**Instructions for the task:**
The pictures stay out; everything else in the entries below must be returned exactly.

**Dataset:**
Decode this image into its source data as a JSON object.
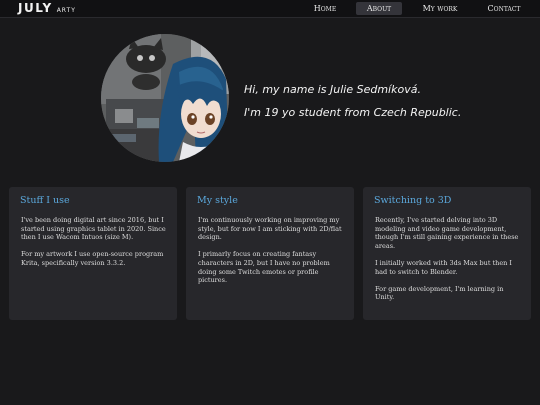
{
  "nav": {
    "logo": "JULY",
    "logo_sub": "ARTY",
    "items": [
      {
        "label": "Home",
        "active": false
      },
      {
        "label": "About",
        "active": true
      },
      {
        "label": "My work",
        "active": false
      },
      {
        "label": "Contact",
        "active": false
      }
    ]
  },
  "intro": {
    "line1": "Hi, my name is Julie Sedmíková.",
    "line2": "I'm 19 yo student from Czech Republic."
  },
  "cards": [
    {
      "title": "Stuff I use",
      "paragraphs": [
        "I've been doing digital art since 2016, but I started using graphics tablet in 2020. Since then I use Wacom Intuos (size M).",
        "For my artwork I use open-source program Krita, specifically version 3.3.2."
      ]
    },
    {
      "title": "My style",
      "paragraphs": [
        "I'm continuously working on improving my style, but for now I am sticking with 2D/flat design.",
        "I primarly focus on creating fantasy characters in 2D, but I have no problem doing some Twitch emotes or profile pictures."
      ]
    },
    {
      "title": "Switching to 3D",
      "paragraphs": [
        "Recently, I've started delving into 3D modeling and video game development, though I'm still gaining experience in these areas.",
        "I initially worked with 3ds Max but then I had to switch to Blender.",
        "For game development, I'm learning in Unity."
      ]
    }
  ],
  "colors": {
    "background": "#19191b",
    "navbar": "#111113",
    "card": "#27272b",
    "accent": "#5ba8dc",
    "active_tab": "#34343a"
  }
}
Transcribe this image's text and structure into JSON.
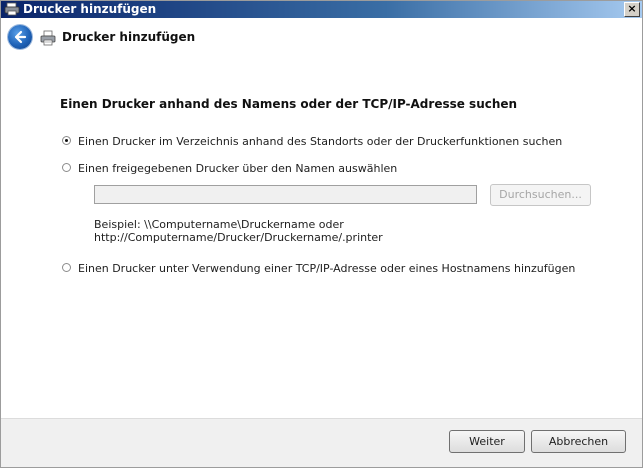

**Written solution:**
Decode this image into its source data as a JSON object.
{
  "nav": {
    "logo": "JULY",
    "logo_sub": "ARTY",
    "items": [
      {
        "label": "Home",
        "active": false
      },
      {
        "label": "About",
        "active": true
      },
      {
        "label": "My work",
        "active": false
      },
      {
        "label": "Contact",
        "active": false
      }
    ]
  },
  "intro": {
    "line1": "Hi, my name is Julie Sedmíková.",
    "line2": "I'm 19 yo student from Czech Republic."
  },
  "cards": [
    {
      "title": "Stuff I use",
      "paragraphs": [
        "I've been doing digital art since 2016, but I started using graphics tablet in 2020. Since then I use Wacom Intuos (size M).",
        "For my artwork I use open-source program Krita, specifically version 3.3.2."
      ]
    },
    {
      "title": "My style",
      "paragraphs": [
        "I'm continuously working on improving my style, but for now I am sticking with 2D/flat design.",
        "I primarly focus on creating fantasy characters in 2D, but I have no problem doing some Twitch emotes or profile pictures."
      ]
    },
    {
      "title": "Switching to 3D",
      "paragraphs": [
        "Recently, I've started delving into 3D modeling and video game development, though I'm still gaining experience in these areas.",
        "I initially worked with 3ds Max but then I had to switch to Blender.",
        "For game development, I'm learning in Unity."
      ]
    }
  ],
  "colors": {
    "background": "#19191b",
    "navbar": "#111113",
    "card": "#27272b",
    "accent": "#5ba8dc",
    "active_tab": "#34343a"
  }
}
Transcribe this image's text and structure into JSON.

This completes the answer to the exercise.